A contribution to reducing bycatch in a high priority area for seabird conservation in Portugal

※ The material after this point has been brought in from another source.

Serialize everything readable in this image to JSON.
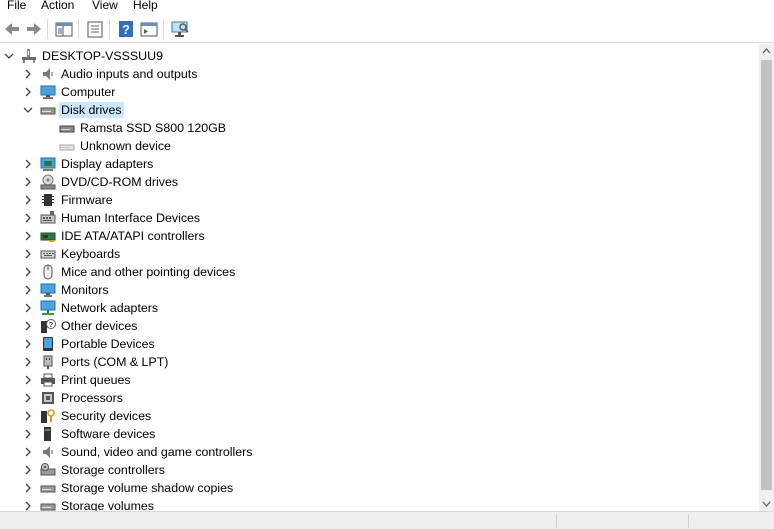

Bycatch is one of the main threats to marine biodiversity, affecting ocean ecosystems at a worldwide scale. The main focus of bycatch studies has been on the impact of larger vessels, with few studies assessing the impact of artisanal fisheries. Moreover, bycatch studies are often limited to a small number of marine regions, and significant gaps still exist in our knowledge of the spatial and temporal patterns of seabird bycatch. Here we present a multi-approach method to accurately quantify seabird bycatch driven by small- and medium-sized fishing fleets operating in a high priority area for seabird conservation on the Portuguese mainland. Results of three mitigation measures to reduce seabird bycatch on fishing gear where seabird bycatch is most likely to occur were also tested: high contrast panels in bottom gillnets, black hooks in demersal longlines and a bird scaring device in purse seines. The efficacy, acceptance, and economic viability were tested for each mitigation measure. Sixty-seven individuals of seven seabird species were bycaught during 295 monitored fishing trips between 2015 and 2018. Bycatch occurred mainly in demersal longlines (0.07 birds fishing event-1), followed by purse seines (0.02 birds fishing event-1) and bottom gillnets (0.01 birds fishing event-1). Nevertheless, the bird scaring device caused birds to interact less with the vessel (the presence of gulls was reduced by 11%), thus decreasing the likelihood of bycatch. This device has proved to be low-cost (representing less than 5% income of a single day’s landings) and easy to implement, being also well accepted by purse seine fishermen. It was not possible to evaluate the efficacy of high contrast panels and black hooks, as no bycatch events were recorded during trials.